Hatzfeld, M., & Weber, K. (1990). The coiled coil of in vitro assembled keratin filaments is a heterodimer of type I and II keratins: Use of site-specific mutagenesis and recombinant protein expression. Journal of Cell Biology, 110(4), 1199-1210. doi:10.1083/jcb.110.4.1199.


Cite as: http://hdl.handle.net/11858/00-001M-0000-0013-0E04-8
Abstract

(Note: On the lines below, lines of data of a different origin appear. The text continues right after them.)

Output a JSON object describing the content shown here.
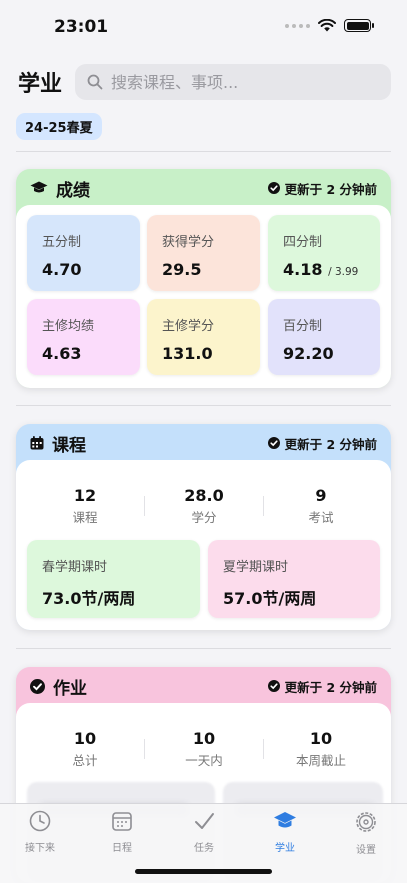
{
  "status_bar": {
    "time": "23:01"
  },
  "header": {
    "title": "学业",
    "search_placeholder": "搜索课程、事项..."
  },
  "term": "24-25春夏",
  "grades": {
    "title": "成绩",
    "updated": "更新于 2 分钟前",
    "tiles": [
      {
        "label": "五分制",
        "value": "4.70",
        "color": "#d6e6fb"
      },
      {
        "label": "获得学分",
        "value": "29.5",
        "color": "#fce4da"
      },
      {
        "label": "四分制",
        "value": "4.18",
        "sub": "/ 3.99",
        "color": "#ddf8dc"
      },
      {
        "label": "主修均绩",
        "value": "4.63",
        "color": "#fbdcfb"
      },
      {
        "label": "主修学分",
        "value": "131.0",
        "color": "#fcf4cc"
      },
      {
        "label": "百分制",
        "value": "92.20",
        "color": "#e2e2fb"
      }
    ]
  },
  "courses": {
    "title": "课程",
    "updated": "更新于 2 分钟前",
    "stats": [
      {
        "value": "12",
        "label": "课程"
      },
      {
        "value": "28.0",
        "label": "学分"
      },
      {
        "value": "9",
        "label": "考试"
      }
    ],
    "hours": [
      {
        "label": "春学期课时",
        "value": "73.0节/两周",
        "color": "#ddf8dc"
      },
      {
        "label": "夏学期课时",
        "value": "57.0节/两周",
        "color": "#fcdcec"
      }
    ]
  },
  "homework": {
    "title": "作业",
    "updated": "更新于 2 分钟前",
    "stats": [
      {
        "value": "10",
        "label": "总计"
      },
      {
        "value": "10",
        "label": "一天内"
      },
      {
        "value": "10",
        "label": "本周截止"
      }
    ]
  },
  "tab_bar": {
    "items": [
      {
        "label": "接下来",
        "icon": "clock-icon"
      },
      {
        "label": "日程",
        "icon": "calendar-icon"
      },
      {
        "label": "任务",
        "icon": "checkmark-icon"
      },
      {
        "label": "学业",
        "icon": "graduation-cap-icon",
        "active": true
      },
      {
        "label": "设置",
        "icon": "gear-icon"
      }
    ],
    "active_color": "#2f7de1",
    "inactive_color": "#8e8e93"
  }
}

Recombinant DNA technology has been used to analyze the first step in keratin intermediate filament (IF) assembly; i.e., the formation of the double stranded coiled coil. Keratins 8 and 18, lacking cysteine, were subjected to site specific in vitro mutagenesis to change one amino acid in the same relative position of the alpha-helical rod domain of both keratins to a cysteine. The mutations lie at position -36 of the rod in a "d" position of the heptad repeat pattern, and thus air oxidation can introduce a zero-length cystine cross-link. Mutant keratins 8 and 18 purified separately from Escherichia coli readily formed cystine homodimers in 2 M guanidine-HCl, and could be separated from the monomers by gel filtration. Heterodimers with a cystine cross-link were obtained when filaments formed by the two reduced monomers were allowed to oxidize. Subsequent ion exchange chromatography in 8.5 M urea showed that only a single dimer species had formed. Diagonal electrophoresis and reverse phase HPLC identified the dimer as the cystine containing heterodimer. This heterodimer readily assembled again into IF indistinguishable from those obtained from the nonmutant counterparts or from authentic keratins. In contrast, the mixture of cystine-stabilized homodimers formed only large aberrant aggregates. However, when a reducing agent was added, filaments formed again and yielded the heterodimer after oxidation. Thus, the obligatory heteropolymer step in keratin IF assembly seems to occur preferentially at the dimer level and not during tetramer formation. Our results also suggest that keratin I and II homodimers, once formed, are at least in 2 M guanidine-HCl a metastable species as their mixtures convert spontaneously into heterodimers unless the homodimers are stabilized by the cystine cross-link. This previously unexpected property of homodimers explains major discrepancies in the literature on the keratin dimer.